Records to process »
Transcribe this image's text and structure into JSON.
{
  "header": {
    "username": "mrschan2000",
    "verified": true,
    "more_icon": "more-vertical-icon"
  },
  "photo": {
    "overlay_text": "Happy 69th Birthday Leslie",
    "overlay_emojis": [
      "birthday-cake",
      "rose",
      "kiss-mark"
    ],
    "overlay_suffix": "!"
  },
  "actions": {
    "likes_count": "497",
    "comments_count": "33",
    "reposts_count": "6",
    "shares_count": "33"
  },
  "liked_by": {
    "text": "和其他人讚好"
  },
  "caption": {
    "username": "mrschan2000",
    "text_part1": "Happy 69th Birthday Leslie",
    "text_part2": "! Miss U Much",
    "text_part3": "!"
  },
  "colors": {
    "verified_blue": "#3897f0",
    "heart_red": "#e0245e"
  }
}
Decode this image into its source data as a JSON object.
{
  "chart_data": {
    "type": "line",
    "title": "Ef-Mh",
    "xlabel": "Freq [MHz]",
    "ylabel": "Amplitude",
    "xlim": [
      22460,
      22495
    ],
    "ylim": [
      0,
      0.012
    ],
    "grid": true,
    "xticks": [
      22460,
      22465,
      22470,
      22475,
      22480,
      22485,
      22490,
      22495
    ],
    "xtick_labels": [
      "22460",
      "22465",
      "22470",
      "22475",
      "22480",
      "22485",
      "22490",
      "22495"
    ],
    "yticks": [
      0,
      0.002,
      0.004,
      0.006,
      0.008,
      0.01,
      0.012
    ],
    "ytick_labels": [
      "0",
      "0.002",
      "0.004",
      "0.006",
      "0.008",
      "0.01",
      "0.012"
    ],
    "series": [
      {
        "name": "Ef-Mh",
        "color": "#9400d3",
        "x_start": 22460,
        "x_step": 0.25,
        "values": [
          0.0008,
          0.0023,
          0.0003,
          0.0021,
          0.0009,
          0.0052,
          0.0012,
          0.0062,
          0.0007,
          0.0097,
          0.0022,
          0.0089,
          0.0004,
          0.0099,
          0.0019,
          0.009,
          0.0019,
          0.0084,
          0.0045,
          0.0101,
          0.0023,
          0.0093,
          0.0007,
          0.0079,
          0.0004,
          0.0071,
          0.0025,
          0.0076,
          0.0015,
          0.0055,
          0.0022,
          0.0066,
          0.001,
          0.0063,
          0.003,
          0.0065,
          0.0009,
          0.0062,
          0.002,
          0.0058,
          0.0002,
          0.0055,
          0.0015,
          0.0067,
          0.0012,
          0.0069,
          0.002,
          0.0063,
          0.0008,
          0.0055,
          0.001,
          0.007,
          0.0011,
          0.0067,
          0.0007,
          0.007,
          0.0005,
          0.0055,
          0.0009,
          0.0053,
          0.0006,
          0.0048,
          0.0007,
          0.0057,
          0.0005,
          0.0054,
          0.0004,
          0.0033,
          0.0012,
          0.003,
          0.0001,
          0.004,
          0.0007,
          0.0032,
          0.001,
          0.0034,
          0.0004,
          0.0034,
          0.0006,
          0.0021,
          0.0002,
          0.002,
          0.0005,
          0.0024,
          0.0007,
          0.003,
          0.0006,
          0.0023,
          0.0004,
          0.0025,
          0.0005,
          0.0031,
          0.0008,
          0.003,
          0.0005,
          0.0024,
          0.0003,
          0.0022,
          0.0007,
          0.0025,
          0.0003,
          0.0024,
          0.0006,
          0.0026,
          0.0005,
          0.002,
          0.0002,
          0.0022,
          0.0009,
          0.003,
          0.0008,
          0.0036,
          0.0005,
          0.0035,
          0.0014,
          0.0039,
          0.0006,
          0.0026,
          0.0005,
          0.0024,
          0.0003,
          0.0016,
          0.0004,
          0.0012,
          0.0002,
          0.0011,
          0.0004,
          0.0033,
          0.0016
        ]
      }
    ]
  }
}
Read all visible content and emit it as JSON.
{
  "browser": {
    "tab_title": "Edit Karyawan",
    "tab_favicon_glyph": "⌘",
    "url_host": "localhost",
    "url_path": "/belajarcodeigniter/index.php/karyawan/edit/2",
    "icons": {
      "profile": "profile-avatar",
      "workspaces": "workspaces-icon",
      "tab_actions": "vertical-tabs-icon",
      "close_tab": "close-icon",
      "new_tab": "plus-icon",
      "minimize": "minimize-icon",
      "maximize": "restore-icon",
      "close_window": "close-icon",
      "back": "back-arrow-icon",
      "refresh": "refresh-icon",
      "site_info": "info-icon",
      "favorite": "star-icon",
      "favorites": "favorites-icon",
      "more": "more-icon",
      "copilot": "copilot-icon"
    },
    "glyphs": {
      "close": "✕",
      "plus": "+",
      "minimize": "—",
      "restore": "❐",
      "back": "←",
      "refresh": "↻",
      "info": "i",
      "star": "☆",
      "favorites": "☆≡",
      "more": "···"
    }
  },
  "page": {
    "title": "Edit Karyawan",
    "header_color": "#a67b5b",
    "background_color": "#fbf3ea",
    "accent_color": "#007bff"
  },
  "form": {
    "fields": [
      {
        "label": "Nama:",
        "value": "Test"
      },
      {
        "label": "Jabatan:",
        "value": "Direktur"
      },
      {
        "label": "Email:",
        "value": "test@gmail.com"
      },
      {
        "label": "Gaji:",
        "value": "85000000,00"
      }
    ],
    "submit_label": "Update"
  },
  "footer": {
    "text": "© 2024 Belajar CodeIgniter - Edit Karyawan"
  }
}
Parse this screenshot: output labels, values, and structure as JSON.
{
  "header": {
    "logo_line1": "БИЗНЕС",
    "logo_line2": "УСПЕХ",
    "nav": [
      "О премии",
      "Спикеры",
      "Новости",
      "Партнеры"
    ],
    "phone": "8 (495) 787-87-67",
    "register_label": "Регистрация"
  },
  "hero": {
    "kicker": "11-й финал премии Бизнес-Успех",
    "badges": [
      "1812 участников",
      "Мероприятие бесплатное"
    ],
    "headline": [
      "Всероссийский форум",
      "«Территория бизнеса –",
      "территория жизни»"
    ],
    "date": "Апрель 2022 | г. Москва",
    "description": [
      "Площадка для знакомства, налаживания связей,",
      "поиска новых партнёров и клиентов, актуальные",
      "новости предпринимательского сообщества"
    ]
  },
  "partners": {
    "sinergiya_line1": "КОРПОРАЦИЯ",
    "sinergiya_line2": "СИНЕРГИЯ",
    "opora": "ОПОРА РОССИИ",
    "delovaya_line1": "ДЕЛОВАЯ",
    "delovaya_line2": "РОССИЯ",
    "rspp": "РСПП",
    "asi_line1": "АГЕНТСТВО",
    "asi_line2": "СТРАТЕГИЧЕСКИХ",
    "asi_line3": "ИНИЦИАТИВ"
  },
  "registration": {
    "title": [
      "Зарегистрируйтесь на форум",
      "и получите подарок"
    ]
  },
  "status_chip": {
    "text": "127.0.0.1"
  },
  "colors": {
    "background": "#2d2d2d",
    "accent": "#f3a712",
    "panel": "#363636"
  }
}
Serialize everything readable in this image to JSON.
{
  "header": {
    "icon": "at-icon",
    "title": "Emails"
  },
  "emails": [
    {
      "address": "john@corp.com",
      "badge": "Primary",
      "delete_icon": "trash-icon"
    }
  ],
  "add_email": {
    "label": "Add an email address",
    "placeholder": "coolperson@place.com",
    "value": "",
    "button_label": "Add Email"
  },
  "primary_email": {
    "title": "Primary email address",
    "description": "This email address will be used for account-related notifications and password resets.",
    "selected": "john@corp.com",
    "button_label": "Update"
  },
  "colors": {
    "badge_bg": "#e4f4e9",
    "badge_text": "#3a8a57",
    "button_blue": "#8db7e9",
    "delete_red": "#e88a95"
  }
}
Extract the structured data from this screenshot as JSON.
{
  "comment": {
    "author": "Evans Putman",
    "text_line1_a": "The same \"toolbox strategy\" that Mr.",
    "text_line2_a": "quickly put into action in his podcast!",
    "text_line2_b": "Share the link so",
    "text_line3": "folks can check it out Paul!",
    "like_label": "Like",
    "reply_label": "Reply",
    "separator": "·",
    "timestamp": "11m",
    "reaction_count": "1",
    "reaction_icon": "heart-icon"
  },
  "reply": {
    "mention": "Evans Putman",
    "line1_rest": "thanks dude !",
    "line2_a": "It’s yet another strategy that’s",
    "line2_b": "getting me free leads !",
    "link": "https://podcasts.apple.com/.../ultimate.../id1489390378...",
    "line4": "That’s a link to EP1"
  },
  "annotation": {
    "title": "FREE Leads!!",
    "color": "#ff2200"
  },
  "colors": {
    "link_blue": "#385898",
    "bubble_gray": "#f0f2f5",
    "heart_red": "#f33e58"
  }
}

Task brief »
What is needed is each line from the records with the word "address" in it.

Answer section »
      "address": "john@corp.com",
    "label": "Add an email address",
    "title": "Primary email address",
    "description": "This email address will be used for account-related notifications and password resets.",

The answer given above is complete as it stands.